#### What the exercise asks
Every line below must come back exactly as it stands, with the images omitted.

Dataset items:

◇ ◇ ◇ ◇ ◇ ◇ ◇

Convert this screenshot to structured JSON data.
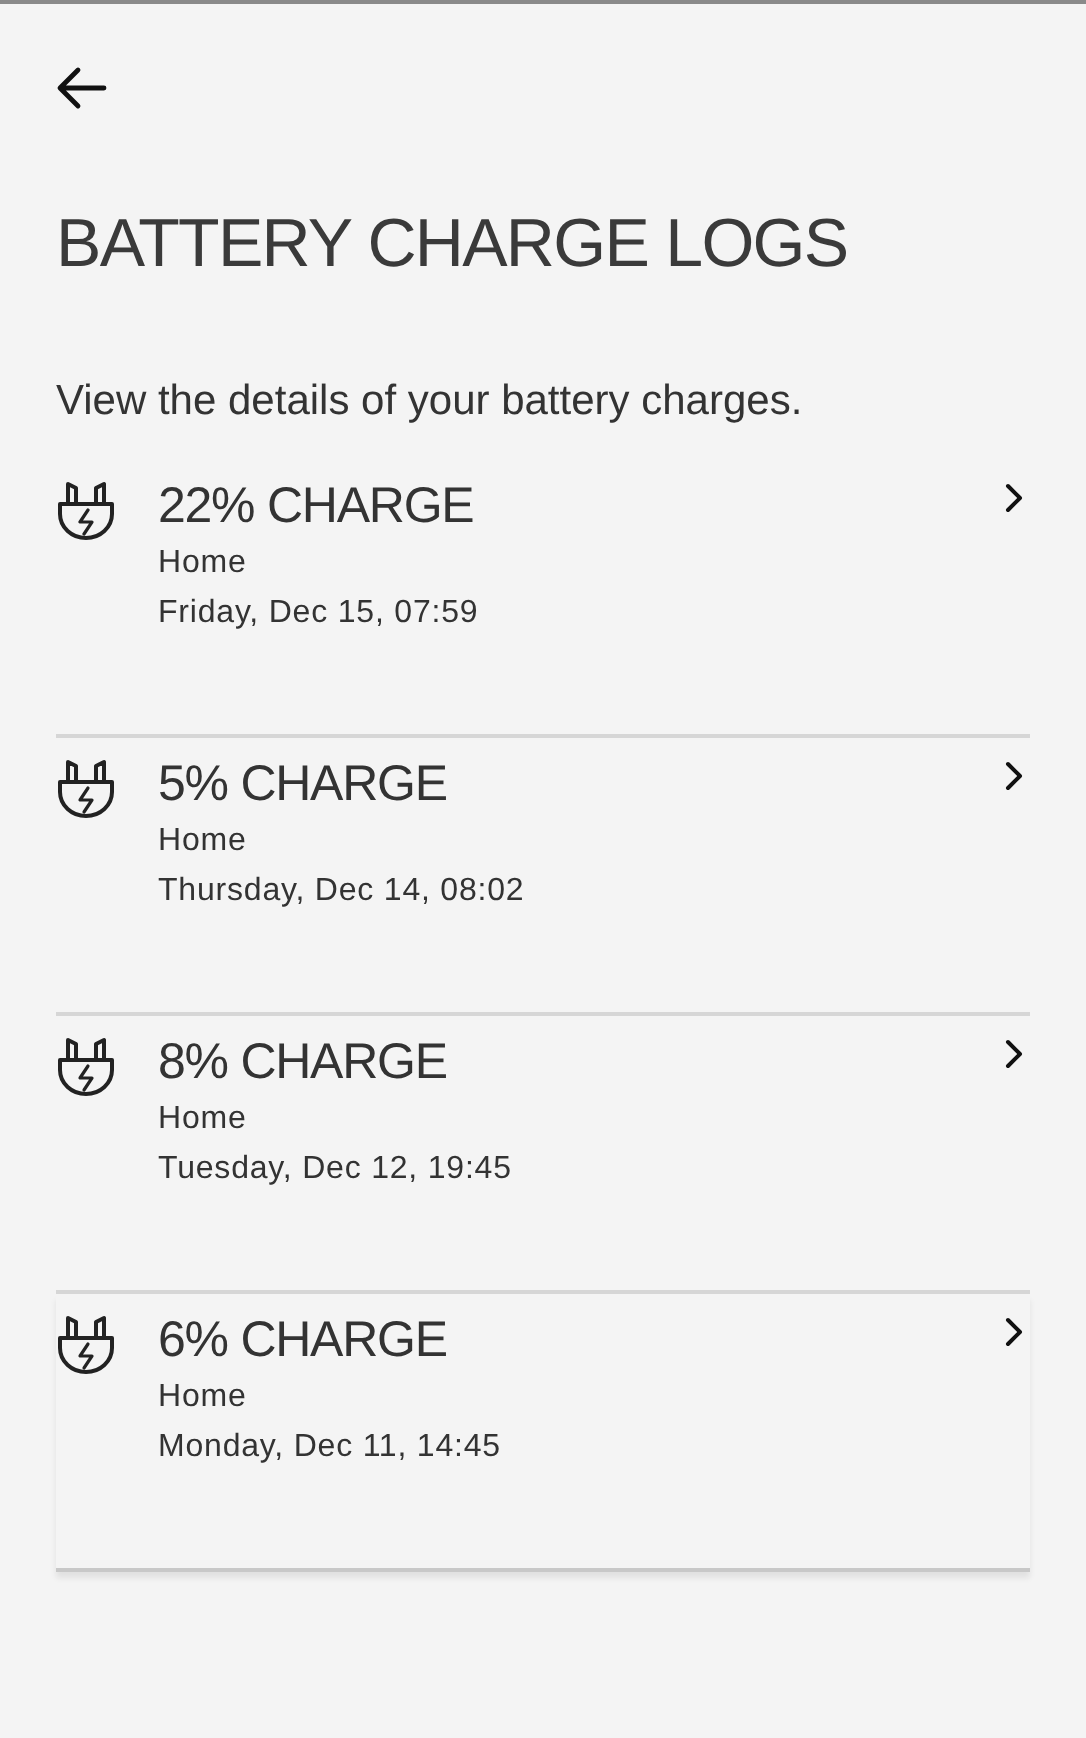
{
  "header": {
    "title": "BATTERY CHARGE LOGS",
    "subtitle": "View the details of your battery charges."
  },
  "logs": [
    {
      "charge": "22% CHARGE",
      "location": "Home",
      "date": "Friday, Dec 15, 07:59"
    },
    {
      "charge": "5% CHARGE",
      "location": "Home",
      "date": "Thursday, Dec 14, 08:02"
    },
    {
      "charge": "8% CHARGE",
      "location": "Home",
      "date": "Tuesday, Dec 12, 19:45"
    },
    {
      "charge": "6% CHARGE",
      "location": "Home",
      "date": "Monday, Dec 11, 14:45"
    }
  ]
}
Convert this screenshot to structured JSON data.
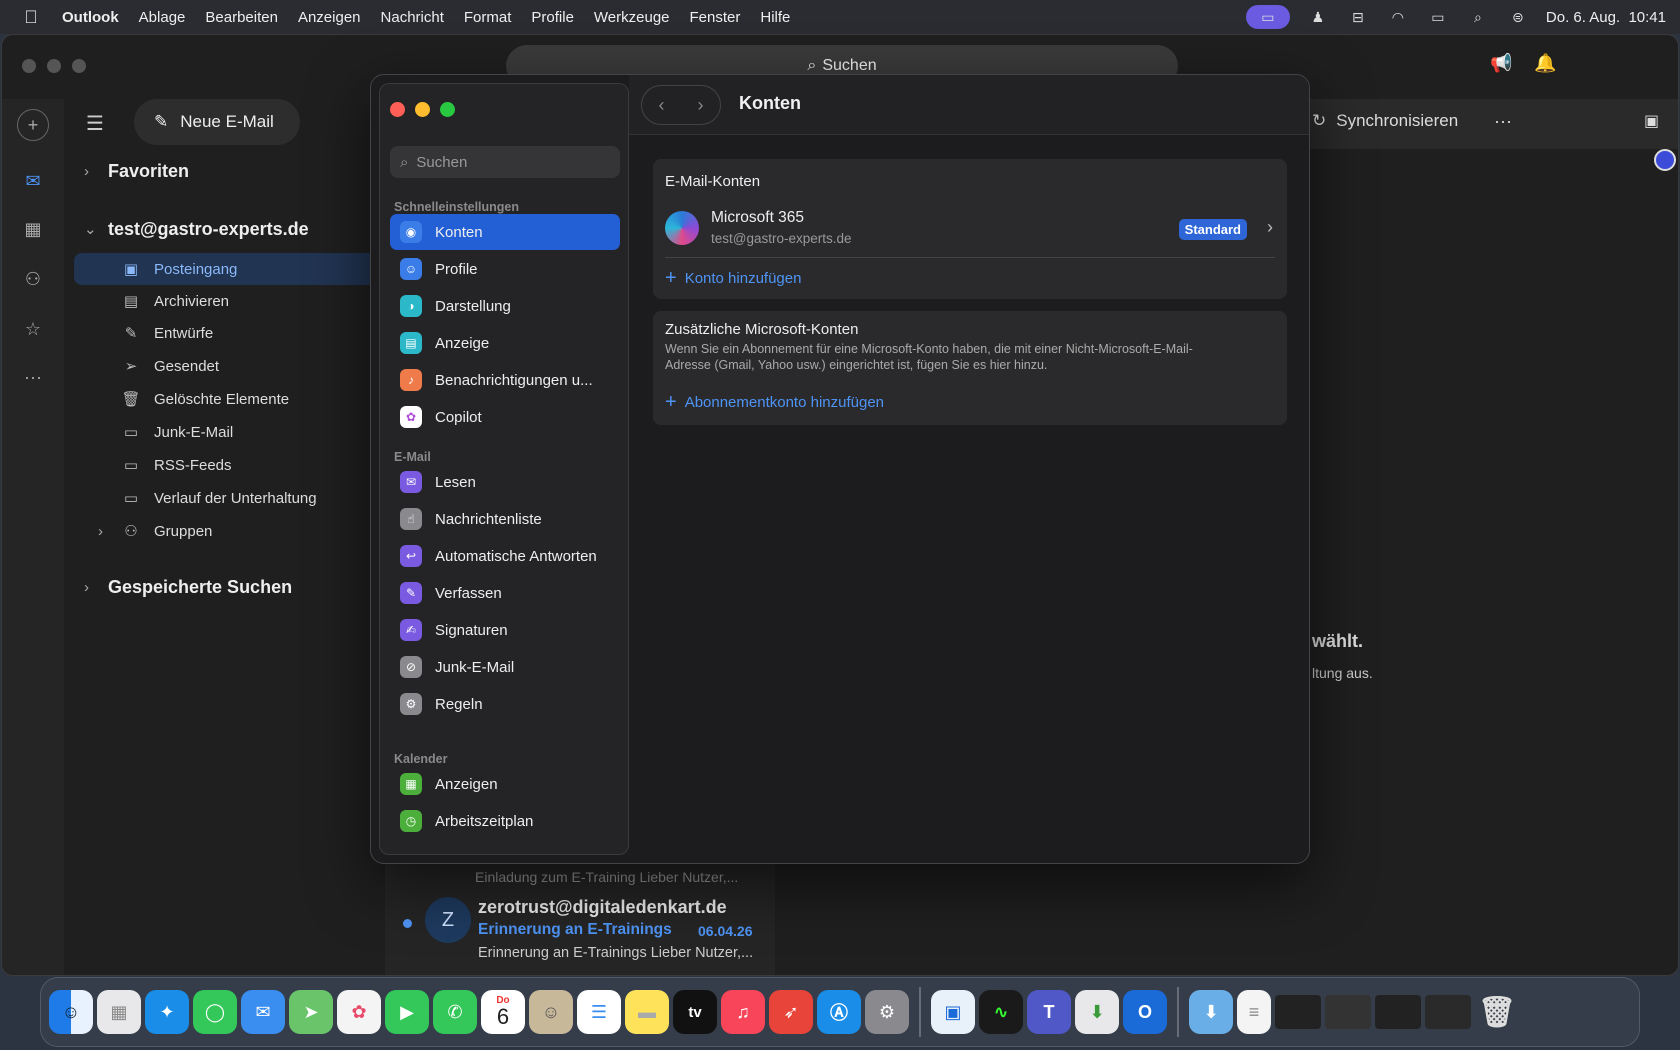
{
  "menubar": {
    "app": "Outlook",
    "items": [
      "Ablage",
      "Bearbeiten",
      "Anzeigen",
      "Nachricht",
      "Format",
      "Profile",
      "Werkzeuge",
      "Fenster",
      "Hilfe"
    ],
    "clock": "Do. 6. Aug.  10:41"
  },
  "outlook": {
    "search_label": "Suchen",
    "new_mail": "Neue E-Mail",
    "sync": "Synchronisieren",
    "favorites": "Favoriten",
    "account": "test@gastro-experts.de",
    "folders": [
      "Posteingang",
      "Archivieren",
      "Entwürfe",
      "Gesendet",
      "Gelöschte Elemente",
      "Junk-E-Mail",
      "RSS-Feeds",
      "Verlauf der Unterhaltung",
      "Gruppen"
    ],
    "saved_searches": "Gespeicherte Suchen",
    "peek_text1": "wählt.",
    "peek_text2": "ltung aus.",
    "messages": [
      {
        "preview": "Einladung zum E-Training Lieber Nutzer,..."
      },
      {
        "avatar": "Z",
        "sender": "zerotrust@digitaledenkart.de",
        "subject": "Erinnerung an E-Trainings",
        "date": "06.04.26",
        "preview": "Erinnerung an E-Trainings Lieber Nutzer,..."
      }
    ]
  },
  "settings": {
    "search_placeholder": "Suchen",
    "title": "Konten",
    "sections": [
      {
        "label": "Schnelleinstellungen",
        "items": [
          "Konten",
          "Profile",
          "Darstellung",
          "Anzeige",
          "Benachrichtigungen u...",
          "Copilot"
        ]
      },
      {
        "label": "E-Mail",
        "items": [
          "Lesen",
          "Nachrichtenliste",
          "Automatische Antworten",
          "Verfassen",
          "Signaturen",
          "Junk-E-Mail",
          "Regeln"
        ]
      },
      {
        "label": "Kalender",
        "items": [
          "Anzeigen",
          "Arbeitszeitplan"
        ]
      }
    ],
    "email_accounts": {
      "title": "E-Mail-Konten",
      "provider": "Microsoft 365",
      "address": "test@gastro-experts.de",
      "badge": "Standard",
      "add_link": "Konto hinzufügen"
    },
    "extra_accounts": {
      "title": "Zusätzliche Microsoft-Konten",
      "line1": "Wenn Sie ein Abonnement für eine Microsoft-Konto haben, die mit einer Nicht-Microsoft-E-Mail-",
      "line2": "Adresse (Gmail, Yahoo usw.) eingerichtet ist, fügen Sie es hier hinzu.",
      "add_link": "Abonnementkonto hinzufügen"
    }
  },
  "dock": {
    "calendar_month": "Do",
    "calendar_day": "6",
    "tv_label": "tv"
  }
}
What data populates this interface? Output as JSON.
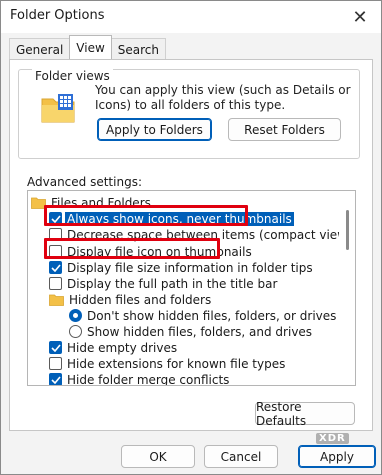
{
  "window": {
    "title": "Folder Options",
    "close_glyph": "✕"
  },
  "tabs": [
    {
      "label": "General",
      "active": false
    },
    {
      "label": "View",
      "active": true
    },
    {
      "label": "Search",
      "active": false
    }
  ],
  "folder_views": {
    "group_label": "Folder views",
    "description": "You can apply this view (such as Details or Icons) to all folders of this type.",
    "apply_button": "Apply to Folders",
    "reset_button": "Reset Folders"
  },
  "advanced": {
    "label": "Advanced settings:",
    "items": [
      {
        "kind": "folder",
        "label": "Files and Folders"
      },
      {
        "kind": "checkbox",
        "checked": true,
        "label": "Always show icons, never thumbnails",
        "highlighted": true
      },
      {
        "kind": "checkbox",
        "checked": false,
        "label": "Decrease space between items (compact view)"
      },
      {
        "kind": "checkbox",
        "checked": false,
        "label": "Display file icon on thumbnails"
      },
      {
        "kind": "checkbox",
        "checked": true,
        "label": "Display file size information in folder tips"
      },
      {
        "kind": "checkbox",
        "checked": false,
        "label": "Display the full path in the title bar"
      },
      {
        "kind": "folder",
        "label": "Hidden files and folders"
      },
      {
        "kind": "radio",
        "checked": true,
        "label": "Don't show hidden files, folders, or drives"
      },
      {
        "kind": "radio",
        "checked": false,
        "label": "Show hidden files, folders, and drives"
      },
      {
        "kind": "checkbox",
        "checked": true,
        "label": "Hide empty drives"
      },
      {
        "kind": "checkbox",
        "checked": false,
        "label": "Hide extensions for known file types"
      },
      {
        "kind": "checkbox",
        "checked": true,
        "label": "Hide folder merge conflicts"
      }
    ]
  },
  "restore_defaults_button": "Restore Defaults",
  "footer": {
    "ok": "OK",
    "cancel": "Cancel",
    "apply": "Apply"
  },
  "watermark": "XDR",
  "colors": {
    "accent": "#005fb8",
    "annotation_red": "#e0000f",
    "folder_yellow": "#f3c047"
  }
}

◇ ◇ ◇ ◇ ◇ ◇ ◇

#### Worked solution
Convert this screenshot to structured JSON data.
{
  "header": {
    "title": "BATTERY CHARGE LOGS",
    "subtitle": "View the details of your battery charges."
  },
  "logs": [
    {
      "charge": "22% CHARGE",
      "location": "Home",
      "date": "Friday, Dec 15, 07:59"
    },
    {
      "charge": "5% CHARGE",
      "location": "Home",
      "date": "Thursday, Dec 14, 08:02"
    },
    {
      "charge": "8% CHARGE",
      "location": "Home",
      "date": "Tuesday, Dec 12, 19:45"
    },
    {
      "charge": "6% CHARGE",
      "location": "Home",
      "date": "Monday, Dec 11, 14:45"
    }
  ]
}
Convert this screenshot to structured JSON data.
{
  "menubar": {
    "app": "Outlook",
    "items": [
      "Ablage",
      "Bearbeiten",
      "Anzeigen",
      "Nachricht",
      "Format",
      "Profile",
      "Werkzeuge",
      "Fenster",
      "Hilfe"
    ],
    "clock": "Do. 6. Aug.  10:41"
  },
  "outlook": {
    "search_label": "Suchen",
    "new_mail": "Neue E-Mail",
    "sync": "Synchronisieren",
    "favorites": "Favoriten",
    "account": "test@gastro-experts.de",
    "folders": [
      "Posteingang",
      "Archivieren",
      "Entwürfe",
      "Gesendet",
      "Gelöschte Elemente",
      "Junk-E-Mail",
      "RSS-Feeds",
      "Verlauf der Unterhaltung",
      "Gruppen"
    ],
    "saved_searches": "Gespeicherte Suchen",
    "peek_text1": "wählt.",
    "peek_text2": "ltung aus.",
    "messages": [
      {
        "preview": "Einladung zum E-Training Lieber Nutzer,..."
      },
      {
        "avatar": "Z",
        "sender": "zerotrust@digitaledenkart.de",
        "subject": "Erinnerung an E-Trainings",
        "date": "06.04.26",
        "preview": "Erinnerung an E-Trainings Lieber Nutzer,..."
      }
    ]
  },
  "settings": {
    "search_placeholder": "Suchen",
    "title": "Konten",
    "sections": [
      {
        "label": "Schnelleinstellungen",
        "items": [
          "Konten",
          "Profile",
          "Darstellung",
          "Anzeige",
          "Benachrichtigungen u...",
          "Copilot"
        ]
      },
      {
        "label": "E-Mail",
        "items": [
          "Lesen",
          "Nachrichtenliste",
          "Automatische Antworten",
          "Verfassen",
          "Signaturen",
          "Junk-E-Mail",
          "Regeln"
        ]
      },
      {
        "label": "Kalender",
        "items": [
          "Anzeigen",
          "Arbeitszeitplan"
        ]
      }
    ],
    "email_accounts": {
      "title": "E-Mail-Konten",
      "provider": "Microsoft 365",
      "address": "test@gastro-experts.de",
      "badge": "Standard",
      "add_link": "Konto hinzufügen"
    },
    "extra_accounts": {
      "title": "Zusätzliche Microsoft-Konten",
      "line1": "Wenn Sie ein Abonnement für eine Microsoft-Konto haben, die mit einer Nicht-Microsoft-E-Mail-",
      "line2": "Adresse (Gmail, Yahoo usw.) eingerichtet ist, fügen Sie es hier hinzu.",
      "add_link": "Abonnementkonto hinzufügen"
    }
  },
  "dock": {
    "calendar_month": "Do",
    "calendar_day": "6",
    "tv_label": "tv"
  }
}
What data populates this interface? Output as JSON.
{
  "window": {
    "title": "Folder Options",
    "close_glyph": "✕"
  },
  "tabs": [
    {
      "label": "General",
      "active": false
    },
    {
      "label": "View",
      "active": true
    },
    {
      "label": "Search",
      "active": false
    }
  ],
  "folder_views": {
    "group_label": "Folder views",
    "description": "You can apply this view (such as Details or Icons) to all folders of this type.",
    "apply_button": "Apply to Folders",
    "reset_button": "Reset Folders"
  },
  "advanced": {
    "label": "Advanced settings:",
    "items": [
      {
        "kind": "folder",
        "label": "Files and Folders"
      },
      {
        "kind": "checkbox",
        "checked": true,
        "label": "Always show icons, never thumbnails",
        "highlighted": true
      },
      {
        "kind": "checkbox",
        "checked": false,
        "label": "Decrease space between items (compact view)"
      },
      {
        "kind": "checkbox",
        "checked": false,
        "label": "Display file icon on thumbnails"
      },
      {
        "kind": "checkbox",
        "checked": true,
        "label": "Display file size information in folder tips"
      },
      {
        "kind": "checkbox",
        "checked": false,
        "label": "Display the full path in the title bar"
      },
      {
        "kind": "folder",
        "label": "Hidden files and folders"
      },
      {
        "kind": "radio",
        "checked": true,
        "label": "Don't show hidden files, folders, or drives"
      },
      {
        "kind": "radio",
        "checked": false,
        "label": "Show hidden files, folders, and drives"
      },
      {
        "kind": "checkbox",
        "checked": true,
        "label": "Hide empty drives"
      },
      {
        "kind": "checkbox",
        "checked": false,
        "label": "Hide extensions for known file types"
      },
      {
        "kind": "checkbox",
        "checked": true,
        "label": "Hide folder merge conflicts"
      }
    ]
  },
  "restore_defaults_button": "Restore Defaults",
  "footer": {
    "ok": "OK",
    "cancel": "Cancel",
    "apply": "Apply"
  },
  "watermark": "XDR",
  "colors": {
    "accent": "#005fb8",
    "annotation_red": "#e0000f",
    "folder_yellow": "#f3c047"
  }
}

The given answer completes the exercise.